Friday morning I woke at 7am, was at WORT by 8am to be on 8 o'clock buzz, a Madison what's-happening show. After that, I and the co-editor of Trans-Kin, Cameron, ran over to the Overture Center, where we presented to sessions of "Trans 101" to high school kids as a part of High School Friday. I teach college and junior high kids, not high school aged kids. I'd only ever spoken publicly about having a trans wife (in fact have written very little here about it) for the first time the night before, and now I was going to teach a hundred or so high school kids about it and face their questions.
Talk about anxiety.

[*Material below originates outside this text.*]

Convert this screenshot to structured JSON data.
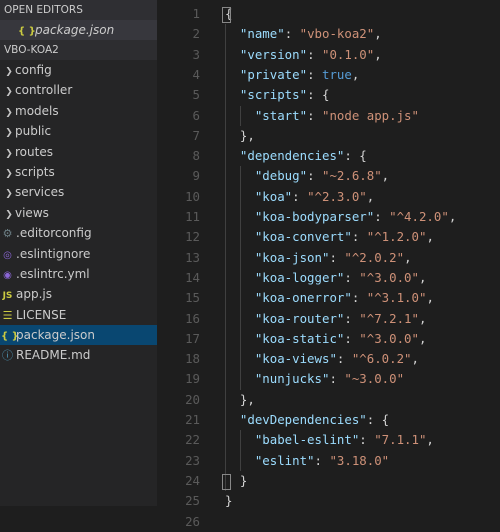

All my students know about my own sexuality and my wife's gender - I write about it, and share my writing about it, all the time. But I share those things as a writer. Intimate. Quiet. Protected. Process-oriented. And now I was being introduced as an author: Public. Speaking Out (literally). Open to Criticism. The night before had gone well - lots of great questions and good bonding with the other queer authors. But scary as hell, and my nerves were still shot.
The sessions with the kids went great, wonderful, in fact. They asked good questions and were respectful. They were clearly grateful - would have liked twice the time together. But by the time I was done with the second session, clearly any of my concepts about attending more of the book fest that day were shot. I needed to go. Home. I needed quiet, lots of it, and space. To not speak. To not listen.
This isn't unusual for me. My wife is used to asking if I need silence after classes or weekend workshops. She's generally chattier than I am, though, ironically, she is more introverted. Because she spends less time with others, time with me is more social. I love talking with her. Just not all the time.
I remained shot into Friday night, missing an event I wanted to attend. Oh well, I thought, I'll perk up tomorrow and go to a bunch of things.
But I didn't.
I needed more silence, still. Reading time. Walking time. Writing time. I needed to spend, it seemed, a day being a writer to make up for my 24 hours being an author for the first time. I've been a poet before, but poets who are writing and poets who are published and reading their poetry are both poets. Yes, I find the processes different. But not as different as this.
It is the personal content on top of prose, which I am less familiar with presenting? Is it memoir and re-coming-out as queer in a new way? Or is it me finally figuring out that I am in fact, much more introverted than I realized?
This morning, as I introduce someone at the Wisconsin Book Festival, I pick up a copy of Susan Cain's Quiet. I have heard about this book from a lot of folks. Something in me says "You need to read this book." And my student walks by just as I am buying it, wondering if I really qualify.
"Yes," I replied, "I do. I am. You wouldn't know it - I'm so good at hiding it that I didn't even realize it fully myself until this week. But I am."
As I - hopefully - become more of an author (published) in addition to being a writer, let's hope I keep in touch with these same needs. Like any paradox, I can balance both, but only if I recognize them fully.